Despite the fact that these large conurbations are often characterized by institutional fragmentation, in both cases the government and business elites do their best to present a common and clear development agenda based on strategic infrastructure projects (e.g. the Grand Paris Express), major events (e.g. the Olympic Games in Paris) and clear development priorities (e.g. the regeneration of key industrial sites and tertiarization in Lyon). Such efforts respond to the need to convey a sense of unity, thus making local governments and economic elites more accountable to investors. However, the participation of Greater Paris and Greater Lyon also reveals important differences in the promotion and accreditation of the two metropolitan regions.

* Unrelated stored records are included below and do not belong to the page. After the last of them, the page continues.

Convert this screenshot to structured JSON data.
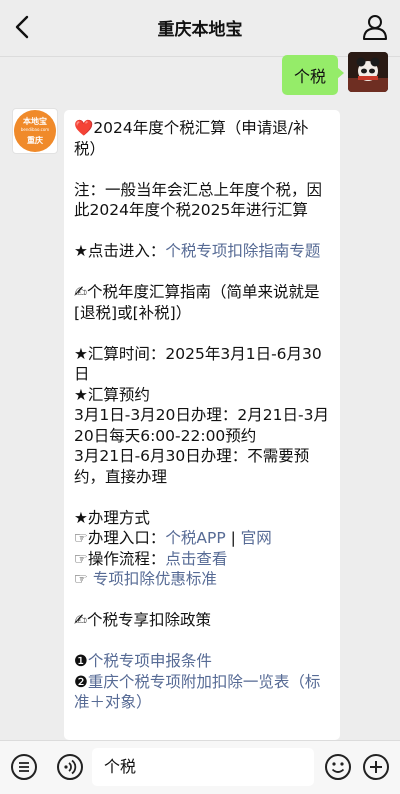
{
  "header": {
    "title": "重庆本地宝",
    "back_icon": "chevron-left-icon",
    "profile_icon": "person-icon"
  },
  "chat": {
    "user_message": "个税",
    "bot_logo": {
      "brand": "本地宝",
      "url": "bendibao.com",
      "city": "重庆"
    },
    "bot_lines": [
      {
        "id": "l1",
        "parts": [
          {
            "t": "❤️",
            "k": "heart"
          },
          {
            "t": "2024年度个税汇算（申请退/补税）"
          }
        ]
      },
      {
        "id": "g1",
        "gap": true
      },
      {
        "id": "l2",
        "parts": [
          {
            "t": "注：一般当年会汇总上年度个税，因此2024年度个税2025年进行汇算"
          }
        ]
      },
      {
        "id": "g2",
        "gap": true
      },
      {
        "id": "l3",
        "parts": [
          {
            "t": "★点击进入："
          },
          {
            "t": "个税专项扣除指南专题",
            "k": "link"
          }
        ]
      },
      {
        "id": "g3",
        "gap": true
      },
      {
        "id": "l4",
        "parts": [
          {
            "t": "✍个税年度汇算指南（简单来说就是[退税]或[补税]）"
          }
        ]
      },
      {
        "id": "g4",
        "gap": true
      },
      {
        "id": "l5",
        "parts": [
          {
            "t": "★汇算时间：2025年3月1日-6月30日"
          }
        ]
      },
      {
        "id": "l6",
        "parts": [
          {
            "t": "★汇算预约"
          }
        ]
      },
      {
        "id": "l7",
        "parts": [
          {
            "t": "3月1日-3月20日办理：2月21日-3月20日每天6:00-22:00预约"
          }
        ]
      },
      {
        "id": "l8",
        "parts": [
          {
            "t": "3月21日-6月30日办理：不需要预约，直接办理"
          }
        ]
      },
      {
        "id": "g5",
        "gap": true
      },
      {
        "id": "l9",
        "parts": [
          {
            "t": "★办理方式"
          }
        ]
      },
      {
        "id": "l10",
        "parts": [
          {
            "t": "☞办理入口："
          },
          {
            "t": "个税APP",
            "k": "link"
          },
          {
            "t": " | "
          },
          {
            "t": "官网",
            "k": "link"
          }
        ]
      },
      {
        "id": "l11",
        "parts": [
          {
            "t": "☞操作流程："
          },
          {
            "t": "点击查看",
            "k": "link"
          }
        ]
      },
      {
        "id": "l12",
        "parts": [
          {
            "t": "☞ "
          },
          {
            "t": "专项扣除优惠标准",
            "k": "link"
          }
        ]
      },
      {
        "id": "g6",
        "gap": true
      },
      {
        "id": "l13",
        "parts": [
          {
            "t": "✍个税专享扣除政策"
          }
        ]
      },
      {
        "id": "g7",
        "gap": true
      },
      {
        "id": "l14",
        "parts": [
          {
            "t": "❶"
          },
          {
            "t": "个税专项申报条件",
            "k": "link"
          }
        ]
      },
      {
        "id": "l15",
        "parts": [
          {
            "t": "❷"
          },
          {
            "t": "重庆个税专项附加扣除一览表（标准＋对象）",
            "k": "link"
          }
        ]
      }
    ]
  },
  "input_bar": {
    "voice_icon": "voice-icon",
    "input_value": "个税",
    "emoji_icon": "emoji-icon",
    "plus_icon": "plus-icon",
    "menu_icon": "menu-list-icon"
  },
  "colors": {
    "background": "#ededed",
    "user_bubble": "#95ec69",
    "link": "#576b95",
    "logo_orange": "#f08a2a"
  }
}
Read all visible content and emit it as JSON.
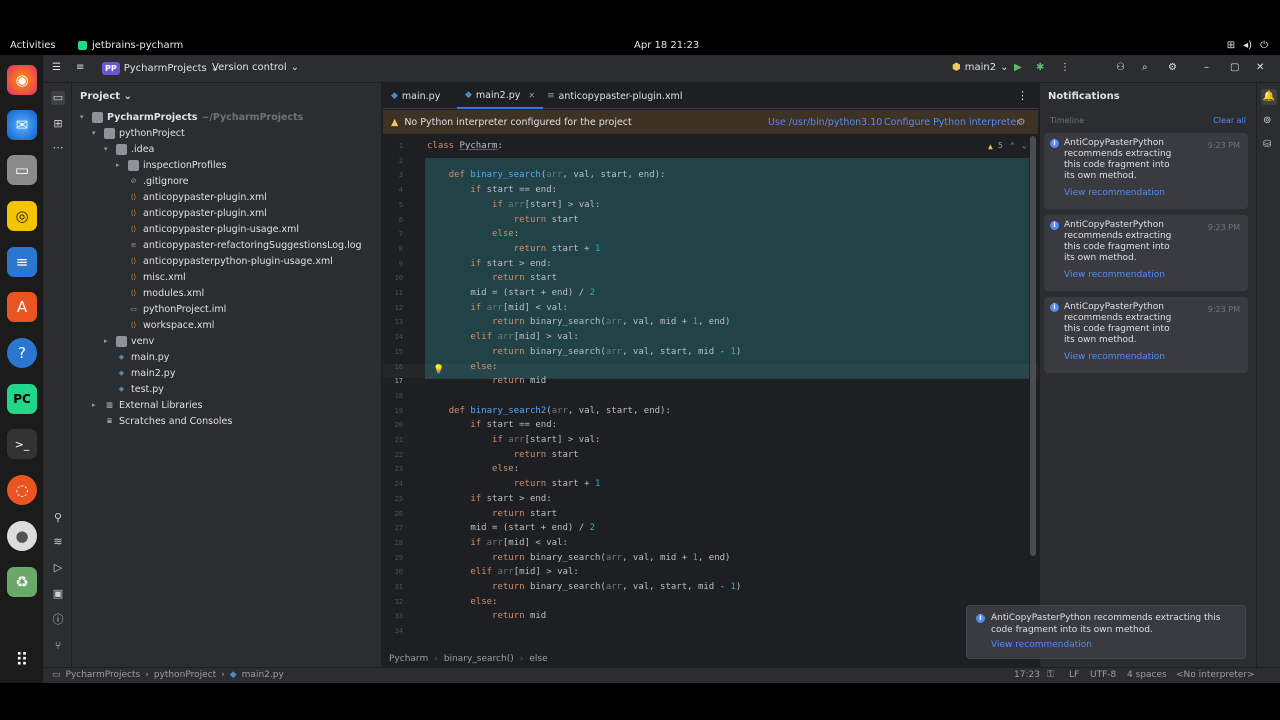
{
  "topbar": {
    "activities": "Activities",
    "app_name": "jetbrains-pycharm",
    "clock": "Apr 18  21:23"
  },
  "ide": {
    "project_badge": "PP",
    "project_name": "PycharmProjects",
    "vcs": "Version control",
    "branch": "main2"
  },
  "project_panel": {
    "title": "Project",
    "tree": [
      {
        "label": "PycharmProjects",
        "extra": "~/PycharmProjects",
        "depth": 0,
        "arrow": "▾",
        "icon": "folder-icon"
      },
      {
        "label": "pythonProject",
        "extra": "",
        "depth": 1,
        "arrow": "▾",
        "icon": "folder-icon"
      },
      {
        "label": ".idea",
        "extra": "",
        "depth": 2,
        "arrow": "▾",
        "icon": "folder-icon"
      },
      {
        "label": "inspectionProfiles",
        "extra": "",
        "depth": 3,
        "arrow": "▸",
        "icon": "folder-icon"
      },
      {
        "label": ".gitignore",
        "extra": "",
        "depth": 3,
        "arrow": "",
        "icon": "ignore-file-icon"
      },
      {
        "label": "anticopypaster-plugin.xml",
        "extra": "",
        "depth": 3,
        "arrow": "",
        "icon": "xml-file-icon"
      },
      {
        "label": "anticopypaster-plugin.xml",
        "extra": "",
        "depth": 3,
        "arrow": "",
        "icon": "xml-file-icon"
      },
      {
        "label": "anticopypaster-plugin-usage.xml",
        "extra": "",
        "depth": 3,
        "arrow": "",
        "icon": "xml-file-icon"
      },
      {
        "label": "anticopypaster-refactoringSuggestionsLog.log",
        "extra": "",
        "depth": 3,
        "arrow": "",
        "icon": "log-file-icon"
      },
      {
        "label": "anticopypasterpython-plugin-usage.xml",
        "extra": "",
        "depth": 3,
        "arrow": "",
        "icon": "xml-file-icon"
      },
      {
        "label": "misc.xml",
        "extra": "",
        "depth": 3,
        "arrow": "",
        "icon": "xml-file-icon"
      },
      {
        "label": "modules.xml",
        "extra": "",
        "depth": 3,
        "arrow": "",
        "icon": "xml-file-icon"
      },
      {
        "label": "pythonProject.iml",
        "extra": "",
        "depth": 3,
        "arrow": "",
        "icon": "iml-file-icon"
      },
      {
        "label": "workspace.xml",
        "extra": "",
        "depth": 3,
        "arrow": "",
        "icon": "xml-file-icon"
      },
      {
        "label": "venv",
        "extra": "",
        "depth": 2,
        "arrow": "▸",
        "icon": "folder-icon"
      },
      {
        "label": "main.py",
        "extra": "",
        "depth": 2,
        "arrow": "",
        "icon": "python-file-icon"
      },
      {
        "label": "main2.py",
        "extra": "",
        "depth": 2,
        "arrow": "",
        "icon": "python-file-icon"
      },
      {
        "label": "test.py",
        "extra": "",
        "depth": 2,
        "arrow": "",
        "icon": "python-file-icon"
      },
      {
        "label": "External Libraries",
        "extra": "",
        "depth": 1,
        "arrow": "▸",
        "icon": "library-icon"
      },
      {
        "label": "Scratches and Consoles",
        "extra": "",
        "depth": 1,
        "arrow": "",
        "icon": "scratch-icon"
      }
    ]
  },
  "tabs": [
    {
      "label": "main.py",
      "active": false
    },
    {
      "label": "main2.py",
      "active": true
    },
    {
      "label": "anticopypaster-plugin.xml",
      "active": false
    }
  ],
  "warning": {
    "text": "No Python interpreter configured for the project",
    "action1": "Use /usr/bin/python3.10",
    "action2": "Configure Python interpreter"
  },
  "inspections": {
    "count": "5"
  },
  "code": {
    "lines": [
      {
        "n": "1",
        "html": "<span class=\"kw\">class</span> <span class=\"cls\">Pycharm</span>:"
      },
      {
        "n": "2",
        "html": ""
      },
      {
        "n": "3",
        "html": "    <span class=\"kw\">def</span> <span class=\"fn\">binary_search</span>(<span class=\"par\">arr</span>, val, start, end):"
      },
      {
        "n": "4",
        "html": "        <span class=\"kw\">if</span> start == end:"
      },
      {
        "n": "5",
        "html": "            <span class=\"kw\">if</span> <span class=\"par\">arr</span>[start] > val:"
      },
      {
        "n": "6",
        "html": "                <span class=\"kw\">return</span> start"
      },
      {
        "n": "7",
        "html": "            <span class=\"kw\">else</span>:"
      },
      {
        "n": "8",
        "html": "                <span class=\"kw\">return</span> start + <span class=\"num\">1</span>"
      },
      {
        "n": "9",
        "html": "        <span class=\"kw\">if</span> start > end:"
      },
      {
        "n": "10",
        "html": "            <span class=\"kw\">return</span> start"
      },
      {
        "n": "11",
        "html": "        mid = (start + end) / <span class=\"num\">2</span>"
      },
      {
        "n": "12",
        "html": "        <span class=\"kw\">if</span> <span class=\"par\">arr</span>[mid] < val:"
      },
      {
        "n": "13",
        "html": "            <span class=\"kw\">return</span> binary_search(<span class=\"par\">arr</span>, val, mid + <span class=\"num\">1</span>, end)"
      },
      {
        "n": "14",
        "html": "        <span class=\"kw\">elif</span> <span class=\"par\">arr</span>[mid] > val:"
      },
      {
        "n": "15",
        "html": "            <span class=\"kw\">return</span> binary_search(<span class=\"par\">arr</span>, val, start, mid - <span class=\"num\">1</span>)"
      },
      {
        "n": "16",
        "html": "        <span class=\"kw\">else</span>:"
      },
      {
        "n": "17",
        "html": "            <span class=\"kw\">return</span> mid"
      },
      {
        "n": "18",
        "html": ""
      },
      {
        "n": "19",
        "html": "    <span class=\"kw\">def</span> <span class=\"fn\">binary_search2</span>(<span class=\"par\">arr</span>, val, start, end):"
      },
      {
        "n": "20",
        "html": "        <span class=\"kw\">if</span> start == end:"
      },
      {
        "n": "21",
        "html": "            <span class=\"kw\">if</span> <span class=\"par\">arr</span>[start] > val:"
      },
      {
        "n": "22",
        "html": "                <span class=\"kw\">return</span> start"
      },
      {
        "n": "23",
        "html": "            <span class=\"kw\">else</span>:"
      },
      {
        "n": "24",
        "html": "                <span class=\"kw\">return</span> start + <span class=\"num\">1</span>"
      },
      {
        "n": "25",
        "html": "        <span class=\"kw\">if</span> start > end:"
      },
      {
        "n": "26",
        "html": "            <span class=\"kw\">return</span> start"
      },
      {
        "n": "27",
        "html": "        mid = (start + end) / <span class=\"num\">2</span>"
      },
      {
        "n": "28",
        "html": "        <span class=\"kw\">if</span> <span class=\"par\">arr</span>[mid] < val:"
      },
      {
        "n": "29",
        "html": "            <span class=\"kw\">return</span> binary_search(<span class=\"par\">arr</span>, val, mid + <span class=\"num\">1</span>, end)"
      },
      {
        "n": "30",
        "html": "        <span class=\"kw\">elif</span> <span class=\"par\">arr</span>[mid] > val:"
      },
      {
        "n": "31",
        "html": "            <span class=\"kw\">return</span> binary_search(<span class=\"par\">arr</span>, val, start, mid - <span class=\"num\">1</span>)"
      },
      {
        "n": "32",
        "html": "        <span class=\"kw\">else</span>:"
      },
      {
        "n": "33",
        "html": "            <span class=\"kw\">return</span> mid"
      },
      {
        "n": "34",
        "html": ""
      }
    ]
  },
  "breadcrumb": [
    "Pycharm",
    "binary_search()",
    "else"
  ],
  "notifications": {
    "title": "Notifications",
    "timeline": "Timeline",
    "clear_all": "Clear all",
    "items": [
      {
        "title": "AntiCopyPasterPython",
        "body": "recommends extracting this code fragment into its own method.",
        "link": "View recommendation",
        "time": "9:23 PM"
      },
      {
        "title": "AntiCopyPasterPython",
        "body": "recommends extracting this code fragment into its own method.",
        "link": "View recommendation",
        "time": "9:23 PM"
      },
      {
        "title": "AntiCopyPasterPython",
        "body": "recommends extracting this code fragment into its own method.",
        "link": "View recommendation",
        "time": "9:23 PM"
      }
    ]
  },
  "toast": {
    "text": "AntiCopyPasterPython recommends extracting this code fragment into its own method.",
    "link": "View recommendation"
  },
  "statusbar": {
    "path": [
      "PycharmProjects",
      "pythonProject",
      "main2.py"
    ],
    "position": "17:23",
    "line_sep": "LF",
    "encoding": "UTF-8",
    "indent": "4 spaces",
    "interpreter": "<No interpreter>"
  },
  "colors": {
    "accent": "#3574f0",
    "selection": "#214247",
    "warning_bg": "#3d3223"
  }
}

While Paris is perceived as somewhere safe to invest, Lyon is regarded as a risky place to do business in. This explains why, in the latter case, greater care is needed when it comes to defining urban development priorities, timeframes and methods.

In the third part (chapters 7 and 8), Guironnet discusses the critique of the accreditation system carried out in the name of the right to housing and the city. He refers to the Housing Action Coalition, a transnational social movement that, since 2013, has been campaigning against the MIPIM, which is considered to be the place where housing has been accredited as the ‘nouvel Eldorado des marchés financiers’ [the new Eldorado of financial markets] (p. 153). The Housing Action Coalition thus unites the different local struggles to ask the local authority representatives for more transparency: who attends the MIPIM? For what reason and with what resources? To support their demands, the coalition also advocates for more public investment in housing and for new housing regulations such as rent caps and the requisitioning of vacant spaces. Finally, it demands the decriminalization of squatting and an end to evictions.

In conclusion, the book’s contribution is threefold. By opening the black box of real estate conferences and events it fills an important gap in the literature and provides a new line of inquiry for grasping how the real estate industry is organized globally. Second, the concept of accreditation adds an important element to our understanding of how local politics is changing in a highly globalized world, not only in major global city-regions but also in less globalized contexts, for which access to finance can be a make-or-break factor. Lastly, the writing style is extremely accessible, which makes the book suitable for a wide audience, not just academics.

Veronica Conte, trained as an urban sociologist and political scientist, Veronica Conte currently holds a postdoctoral research position at the Research Foundation–Flanders (FWO) and KU Leuven in Belgium.

Views expressed in this section are independent and do not represent the opinion of the editors.